> Requirement: Would you return the listing that follows exactly, leaving its pictures behind?

> Data extract:

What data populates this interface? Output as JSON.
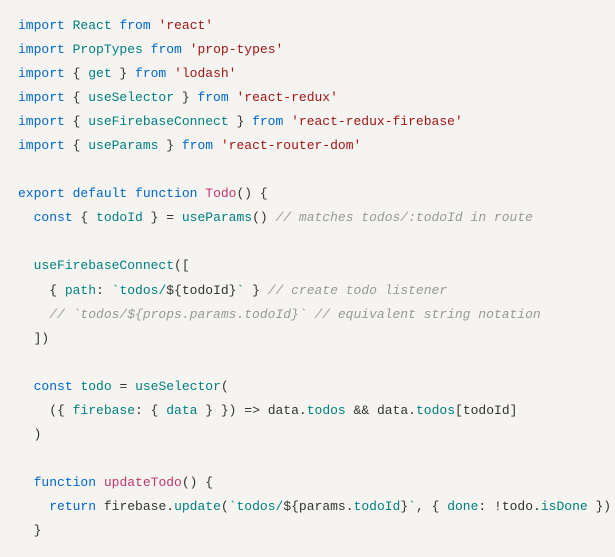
{
  "lines": [
    {
      "tokens": [
        {
          "c": "kw",
          "t": "import"
        },
        {
          "c": "punc",
          "t": " "
        },
        {
          "c": "def",
          "t": "React"
        },
        {
          "c": "punc",
          "t": " "
        },
        {
          "c": "kw",
          "t": "from"
        },
        {
          "c": "punc",
          "t": " "
        },
        {
          "c": "str",
          "t": "'react'"
        }
      ]
    },
    {
      "tokens": [
        {
          "c": "kw",
          "t": "import"
        },
        {
          "c": "punc",
          "t": " "
        },
        {
          "c": "def",
          "t": "PropTypes"
        },
        {
          "c": "punc",
          "t": " "
        },
        {
          "c": "kw",
          "t": "from"
        },
        {
          "c": "punc",
          "t": " "
        },
        {
          "c": "str",
          "t": "'prop-types'"
        }
      ]
    },
    {
      "tokens": [
        {
          "c": "kw",
          "t": "import"
        },
        {
          "c": "punc",
          "t": " { "
        },
        {
          "c": "def",
          "t": "get"
        },
        {
          "c": "punc",
          "t": " } "
        },
        {
          "c": "kw",
          "t": "from"
        },
        {
          "c": "punc",
          "t": " "
        },
        {
          "c": "str",
          "t": "'lodash'"
        }
      ]
    },
    {
      "tokens": [
        {
          "c": "kw",
          "t": "import"
        },
        {
          "c": "punc",
          "t": " { "
        },
        {
          "c": "def",
          "t": "useSelector"
        },
        {
          "c": "punc",
          "t": " } "
        },
        {
          "c": "kw",
          "t": "from"
        },
        {
          "c": "punc",
          "t": " "
        },
        {
          "c": "str",
          "t": "'react-redux'"
        }
      ]
    },
    {
      "tokens": [
        {
          "c": "kw",
          "t": "import"
        },
        {
          "c": "punc",
          "t": " { "
        },
        {
          "c": "def",
          "t": "useFirebaseConnect"
        },
        {
          "c": "punc",
          "t": " } "
        },
        {
          "c": "kw",
          "t": "from"
        },
        {
          "c": "punc",
          "t": " "
        },
        {
          "c": "str",
          "t": "'react-redux-firebase'"
        }
      ]
    },
    {
      "tokens": [
        {
          "c": "kw",
          "t": "import"
        },
        {
          "c": "punc",
          "t": " { "
        },
        {
          "c": "def",
          "t": "useParams"
        },
        {
          "c": "punc",
          "t": " } "
        },
        {
          "c": "kw",
          "t": "from"
        },
        {
          "c": "punc",
          "t": " "
        },
        {
          "c": "str",
          "t": "'react-router-dom'"
        }
      ]
    },
    {
      "tokens": [
        {
          "c": "punc",
          "t": ""
        }
      ]
    },
    {
      "tokens": [
        {
          "c": "kw",
          "t": "export"
        },
        {
          "c": "punc",
          "t": " "
        },
        {
          "c": "kw",
          "t": "default"
        },
        {
          "c": "punc",
          "t": " "
        },
        {
          "c": "kw",
          "t": "function"
        },
        {
          "c": "punc",
          "t": " "
        },
        {
          "c": "fn-name",
          "t": "Todo"
        },
        {
          "c": "punc",
          "t": "() {"
        }
      ]
    },
    {
      "tokens": [
        {
          "c": "punc",
          "t": "  "
        },
        {
          "c": "kw",
          "t": "const"
        },
        {
          "c": "punc",
          "t": " { "
        },
        {
          "c": "def",
          "t": "todoId"
        },
        {
          "c": "punc",
          "t": " } = "
        },
        {
          "c": "fn-call",
          "t": "useParams"
        },
        {
          "c": "punc",
          "t": "() "
        },
        {
          "c": "comment",
          "t": "// matches todos/:todoId in route"
        }
      ]
    },
    {
      "tokens": [
        {
          "c": "punc",
          "t": ""
        }
      ]
    },
    {
      "tokens": [
        {
          "c": "punc",
          "t": "  "
        },
        {
          "c": "fn-call",
          "t": "useFirebaseConnect"
        },
        {
          "c": "punc",
          "t": "(["
        }
      ]
    },
    {
      "tokens": [
        {
          "c": "punc",
          "t": "    { "
        },
        {
          "c": "prop",
          "t": "path"
        },
        {
          "c": "punc",
          "t": ": "
        },
        {
          "c": "tmpl",
          "t": "`todos/"
        },
        {
          "c": "punc",
          "t": "${"
        },
        {
          "c": "var",
          "t": "todoId"
        },
        {
          "c": "punc",
          "t": "}"
        },
        {
          "c": "tmpl",
          "t": "`"
        },
        {
          "c": "punc",
          "t": " } "
        },
        {
          "c": "comment",
          "t": "// create todo listener"
        }
      ]
    },
    {
      "tokens": [
        {
          "c": "punc",
          "t": "    "
        },
        {
          "c": "comment",
          "t": "// `todos/${props.params.todoId}` // equivalent string notation"
        }
      ]
    },
    {
      "tokens": [
        {
          "c": "punc",
          "t": "  ])"
        }
      ]
    },
    {
      "tokens": [
        {
          "c": "punc",
          "t": ""
        }
      ]
    },
    {
      "tokens": [
        {
          "c": "punc",
          "t": "  "
        },
        {
          "c": "kw",
          "t": "const"
        },
        {
          "c": "punc",
          "t": " "
        },
        {
          "c": "def",
          "t": "todo"
        },
        {
          "c": "punc",
          "t": " = "
        },
        {
          "c": "fn-call",
          "t": "useSelector"
        },
        {
          "c": "punc",
          "t": "("
        }
      ]
    },
    {
      "tokens": [
        {
          "c": "punc",
          "t": "    ({ "
        },
        {
          "c": "prop",
          "t": "firebase"
        },
        {
          "c": "punc",
          "t": ": { "
        },
        {
          "c": "def",
          "t": "data"
        },
        {
          "c": "punc",
          "t": " } }) => "
        },
        {
          "c": "var",
          "t": "data"
        },
        {
          "c": "punc",
          "t": "."
        },
        {
          "c": "prop",
          "t": "todos"
        },
        {
          "c": "punc",
          "t": " && "
        },
        {
          "c": "var",
          "t": "data"
        },
        {
          "c": "punc",
          "t": "."
        },
        {
          "c": "prop",
          "t": "todos"
        },
        {
          "c": "punc",
          "t": "["
        },
        {
          "c": "var",
          "t": "todoId"
        },
        {
          "c": "punc",
          "t": "]"
        }
      ]
    },
    {
      "tokens": [
        {
          "c": "punc",
          "t": "  )"
        }
      ]
    },
    {
      "tokens": [
        {
          "c": "punc",
          "t": ""
        }
      ]
    },
    {
      "tokens": [
        {
          "c": "punc",
          "t": "  "
        },
        {
          "c": "kw",
          "t": "function"
        },
        {
          "c": "punc",
          "t": " "
        },
        {
          "c": "fn-name",
          "t": "updateTodo"
        },
        {
          "c": "punc",
          "t": "() {"
        }
      ]
    },
    {
      "tokens": [
        {
          "c": "punc",
          "t": "    "
        },
        {
          "c": "kw",
          "t": "return"
        },
        {
          "c": "punc",
          "t": " "
        },
        {
          "c": "var",
          "t": "firebase"
        },
        {
          "c": "punc",
          "t": "."
        },
        {
          "c": "fn-call",
          "t": "update"
        },
        {
          "c": "punc",
          "t": "("
        },
        {
          "c": "tmpl",
          "t": "`todos/"
        },
        {
          "c": "punc",
          "t": "${"
        },
        {
          "c": "var",
          "t": "params"
        },
        {
          "c": "punc",
          "t": "."
        },
        {
          "c": "prop",
          "t": "todoId"
        },
        {
          "c": "punc",
          "t": "}"
        },
        {
          "c": "tmpl",
          "t": "`"
        },
        {
          "c": "punc",
          "t": ", { "
        },
        {
          "c": "prop",
          "t": "done"
        },
        {
          "c": "punc",
          "t": ": !"
        },
        {
          "c": "var",
          "t": "todo"
        },
        {
          "c": "punc",
          "t": "."
        },
        {
          "c": "prop",
          "t": "isDone"
        },
        {
          "c": "punc",
          "t": " })"
        }
      ]
    },
    {
      "tokens": [
        {
          "c": "punc",
          "t": "  }"
        }
      ]
    }
  ]
}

> The answer:
What data populates this interface? Output as JSON.
{
  "lines": [
    {
      "tokens": [
        {
          "c": "kw",
          "t": "import"
        },
        {
          "c": "punc",
          "t": " "
        },
        {
          "c": "def",
          "t": "React"
        },
        {
          "c": "punc",
          "t": " "
        },
        {
          "c": "kw",
          "t": "from"
        },
        {
          "c": "punc",
          "t": " "
        },
        {
          "c": "str",
          "t": "'react'"
        }
      ]
    },
    {
      "tokens": [
        {
          "c": "kw",
          "t": "import"
        },
        {
          "c": "punc",
          "t": " "
        },
        {
          "c": "def",
          "t": "PropTypes"
        },
        {
          "c": "punc",
          "t": " "
        },
        {
          "c": "kw",
          "t": "from"
        },
        {
          "c": "punc",
          "t": " "
        },
        {
          "c": "str",
          "t": "'prop-types'"
        }
      ]
    },
    {
      "tokens": [
        {
          "c": "kw",
          "t": "import"
        },
        {
          "c": "punc",
          "t": " { "
        },
        {
          "c": "def",
          "t": "get"
        },
        {
          "c": "punc",
          "t": " } "
        },
        {
          "c": "kw",
          "t": "from"
        },
        {
          "c": "punc",
          "t": " "
        },
        {
          "c": "str",
          "t": "'lodash'"
        }
      ]
    },
    {
      "tokens": [
        {
          "c": "kw",
          "t": "import"
        },
        {
          "c": "punc",
          "t": " { "
        },
        {
          "c": "def",
          "t": "useSelector"
        },
        {
          "c": "punc",
          "t": " } "
        },
        {
          "c": "kw",
          "t": "from"
        },
        {
          "c": "punc",
          "t": " "
        },
        {
          "c": "str",
          "t": "'react-redux'"
        }
      ]
    },
    {
      "tokens": [
        {
          "c": "kw",
          "t": "import"
        },
        {
          "c": "punc",
          "t": " { "
        },
        {
          "c": "def",
          "t": "useFirebaseConnect"
        },
        {
          "c": "punc",
          "t": " } "
        },
        {
          "c": "kw",
          "t": "from"
        },
        {
          "c": "punc",
          "t": " "
        },
        {
          "c": "str",
          "t": "'react-redux-firebase'"
        }
      ]
    },
    {
      "tokens": [
        {
          "c": "kw",
          "t": "import"
        },
        {
          "c": "punc",
          "t": " { "
        },
        {
          "c": "def",
          "t": "useParams"
        },
        {
          "c": "punc",
          "t": " } "
        },
        {
          "c": "kw",
          "t": "from"
        },
        {
          "c": "punc",
          "t": " "
        },
        {
          "c": "str",
          "t": "'react-router-dom'"
        }
      ]
    },
    {
      "tokens": [
        {
          "c": "punc",
          "t": ""
        }
      ]
    },
    {
      "tokens": [
        {
          "c": "kw",
          "t": "export"
        },
        {
          "c": "punc",
          "t": " "
        },
        {
          "c": "kw",
          "t": "default"
        },
        {
          "c": "punc",
          "t": " "
        },
        {
          "c": "kw",
          "t": "function"
        },
        {
          "c": "punc",
          "t": " "
        },
        {
          "c": "fn-name",
          "t": "Todo"
        },
        {
          "c": "punc",
          "t": "() {"
        }
      ]
    },
    {
      "tokens": [
        {
          "c": "punc",
          "t": "  "
        },
        {
          "c": "kw",
          "t": "const"
        },
        {
          "c": "punc",
          "t": " { "
        },
        {
          "c": "def",
          "t": "todoId"
        },
        {
          "c": "punc",
          "t": " } = "
        },
        {
          "c": "fn-call",
          "t": "useParams"
        },
        {
          "c": "punc",
          "t": "() "
        },
        {
          "c": "comment",
          "t": "// matches todos/:todoId in route"
        }
      ]
    },
    {
      "tokens": [
        {
          "c": "punc",
          "t": ""
        }
      ]
    },
    {
      "tokens": [
        {
          "c": "punc",
          "t": "  "
        },
        {
          "c": "fn-call",
          "t": "useFirebaseConnect"
        },
        {
          "c": "punc",
          "t": "(["
        }
      ]
    },
    {
      "tokens": [
        {
          "c": "punc",
          "t": "    { "
        },
        {
          "c": "prop",
          "t": "path"
        },
        {
          "c": "punc",
          "t": ": "
        },
        {
          "c": "tmpl",
          "t": "`todos/"
        },
        {
          "c": "punc",
          "t": "${"
        },
        {
          "c": "var",
          "t": "todoId"
        },
        {
          "c": "punc",
          "t": "}"
        },
        {
          "c": "tmpl",
          "t": "`"
        },
        {
          "c": "punc",
          "t": " } "
        },
        {
          "c": "comment",
          "t": "// create todo listener"
        }
      ]
    },
    {
      "tokens": [
        {
          "c": "punc",
          "t": "    "
        },
        {
          "c": "comment",
          "t": "// `todos/${props.params.todoId}` // equivalent string notation"
        }
      ]
    },
    {
      "tokens": [
        {
          "c": "punc",
          "t": "  ])"
        }
      ]
    },
    {
      "tokens": [
        {
          "c": "punc",
          "t": ""
        }
      ]
    },
    {
      "tokens": [
        {
          "c": "punc",
          "t": "  "
        },
        {
          "c": "kw",
          "t": "const"
        },
        {
          "c": "punc",
          "t": " "
        },
        {
          "c": "def",
          "t": "todo"
        },
        {
          "c": "punc",
          "t": " = "
        },
        {
          "c": "fn-call",
          "t": "useSelector"
        },
        {
          "c": "punc",
          "t": "("
        }
      ]
    },
    {
      "tokens": [
        {
          "c": "punc",
          "t": "    ({ "
        },
        {
          "c": "prop",
          "t": "firebase"
        },
        {
          "c": "punc",
          "t": ": { "
        },
        {
          "c": "def",
          "t": "data"
        },
        {
          "c": "punc",
          "t": " } }) => "
        },
        {
          "c": "var",
          "t": "data"
        },
        {
          "c": "punc",
          "t": "."
        },
        {
          "c": "prop",
          "t": "todos"
        },
        {
          "c": "punc",
          "t": " && "
        },
        {
          "c": "var",
          "t": "data"
        },
        {
          "c": "punc",
          "t": "."
        },
        {
          "c": "prop",
          "t": "todos"
        },
        {
          "c": "punc",
          "t": "["
        },
        {
          "c": "var",
          "t": "todoId"
        },
        {
          "c": "punc",
          "t": "]"
        }
      ]
    },
    {
      "tokens": [
        {
          "c": "punc",
          "t": "  )"
        }
      ]
    },
    {
      "tokens": [
        {
          "c": "punc",
          "t": ""
        }
      ]
    },
    {
      "tokens": [
        {
          "c": "punc",
          "t": "  "
        },
        {
          "c": "kw",
          "t": "function"
        },
        {
          "c": "punc",
          "t": " "
        },
        {
          "c": "fn-name",
          "t": "updateTodo"
        },
        {
          "c": "punc",
          "t": "() {"
        }
      ]
    },
    {
      "tokens": [
        {
          "c": "punc",
          "t": "    "
        },
        {
          "c": "kw",
          "t": "return"
        },
        {
          "c": "punc",
          "t": " "
        },
        {
          "c": "var",
          "t": "firebase"
        },
        {
          "c": "punc",
          "t": "."
        },
        {
          "c": "fn-call",
          "t": "update"
        },
        {
          "c": "punc",
          "t": "("
        },
        {
          "c": "tmpl",
          "t": "`todos/"
        },
        {
          "c": "punc",
          "t": "${"
        },
        {
          "c": "var",
          "t": "params"
        },
        {
          "c": "punc",
          "t": "."
        },
        {
          "c": "prop",
          "t": "todoId"
        },
        {
          "c": "punc",
          "t": "}"
        },
        {
          "c": "tmpl",
          "t": "`"
        },
        {
          "c": "punc",
          "t": ", { "
        },
        {
          "c": "prop",
          "t": "done"
        },
        {
          "c": "punc",
          "t": ": !"
        },
        {
          "c": "var",
          "t": "todo"
        },
        {
          "c": "punc",
          "t": "."
        },
        {
          "c": "prop",
          "t": "isDone"
        },
        {
          "c": "punc",
          "t": " })"
        }
      ]
    },
    {
      "tokens": [
        {
          "c": "punc",
          "t": "  }"
        }
      ]
    }
  ]
}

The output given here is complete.